‘Big pool of global liquidity’
Ramokgopa added that if these projects are properly packaged, there is a big pool of global liquidity that can be directed towards supporting some of the infrastructure project programmes that the government is initiating in the second instalment of sustainable infrastructure developments.
He said in addition to improving the quality of projects coming through, they are also attending to some other issues, including bulk infrastructure financing.
“This is undermining the ability of the private sector to participate in this space because if there is no water, if there is an insufficient supply of electricity, if the road network is not sufficient or the capacity is not improved, the private sector is unlikely to move,” he said.
The government in July 2020 unveiled 50 strategic integrated projects (SIPs) and 12 special projects involving an investment of R340 billion that were supposedly “shovel ready” and would commence within three months as part of Ramaphosa’s infrastructure investment drive to stimulate the economy.

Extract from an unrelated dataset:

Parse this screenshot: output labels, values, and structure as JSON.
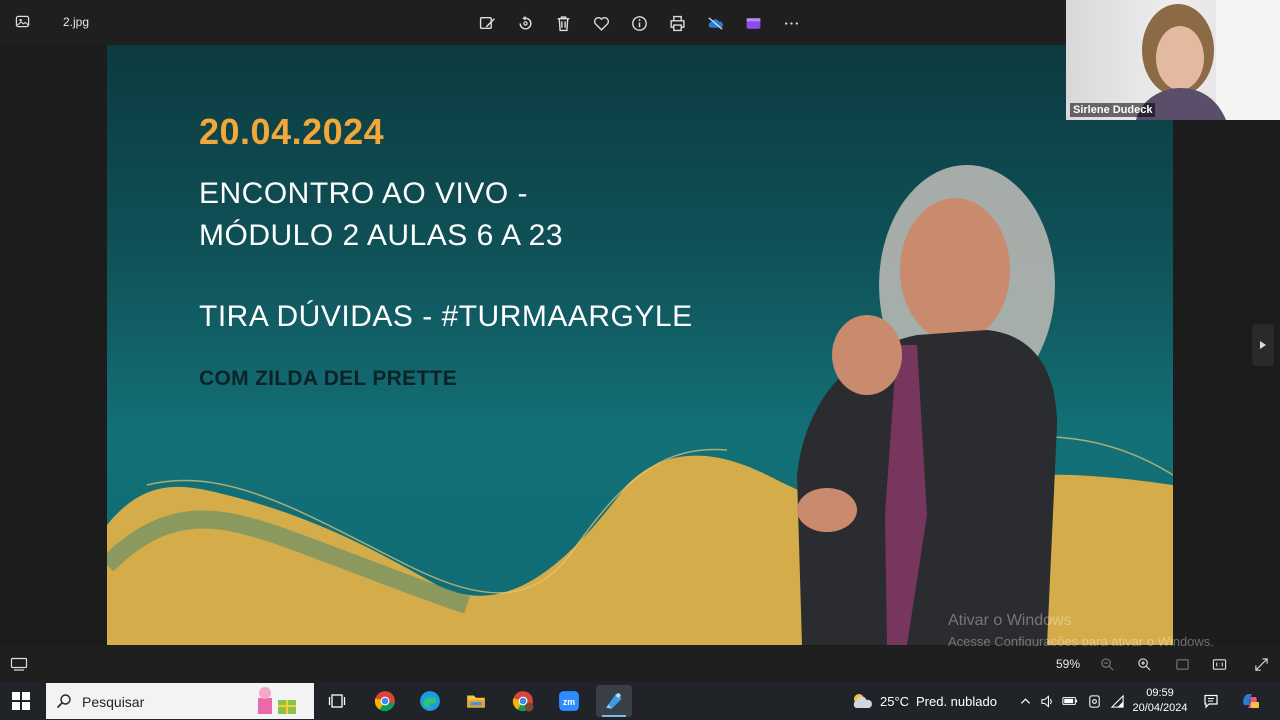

He added that government recognises that the current policy and legal framework for public infrastructure is fragmented and not really workable, with many overlapping institutional roles and poor accountability.
He said Infrastructure SA will in the coming year be proposing amendments to the Infrastructure Development Act, including new regulations, and amendments to other legislation, including the existing PPP regulations.
Ramaphosa said the regulatory framework intends to clarify roles and responsibilities among all relevant organs of state in the preparation, approval, procurement and delivery of large infrastructure projects and programmes, whether they are designed as PPPs or for direct fiscal expenditure.
SA Forum of Civil Engineering Contractors (Safcec) CEO Webster Mfebe said if there is funding that is committed for the 55 new projects to be implemented, “that is very much welcome” because contractors are struggling.
However, he said these projects might not be new projects but projects that previously started and stalled.
“Private sector projects create new jobs. If the government thinks the economy will be built on the back only of public sector projects, they are making a mistake because government needs to find money to pay for them,” he said.
Mfebe said a conducive environment must be created for private sector projects to get off the ground.
He said if the construction industry has to rely on the fiscus, it means it has to rely on a tender system that has corruption problems because “everybody is vying for the limited opportunities that are created by public sector spending on infrastructure”.
By Roy Cokayne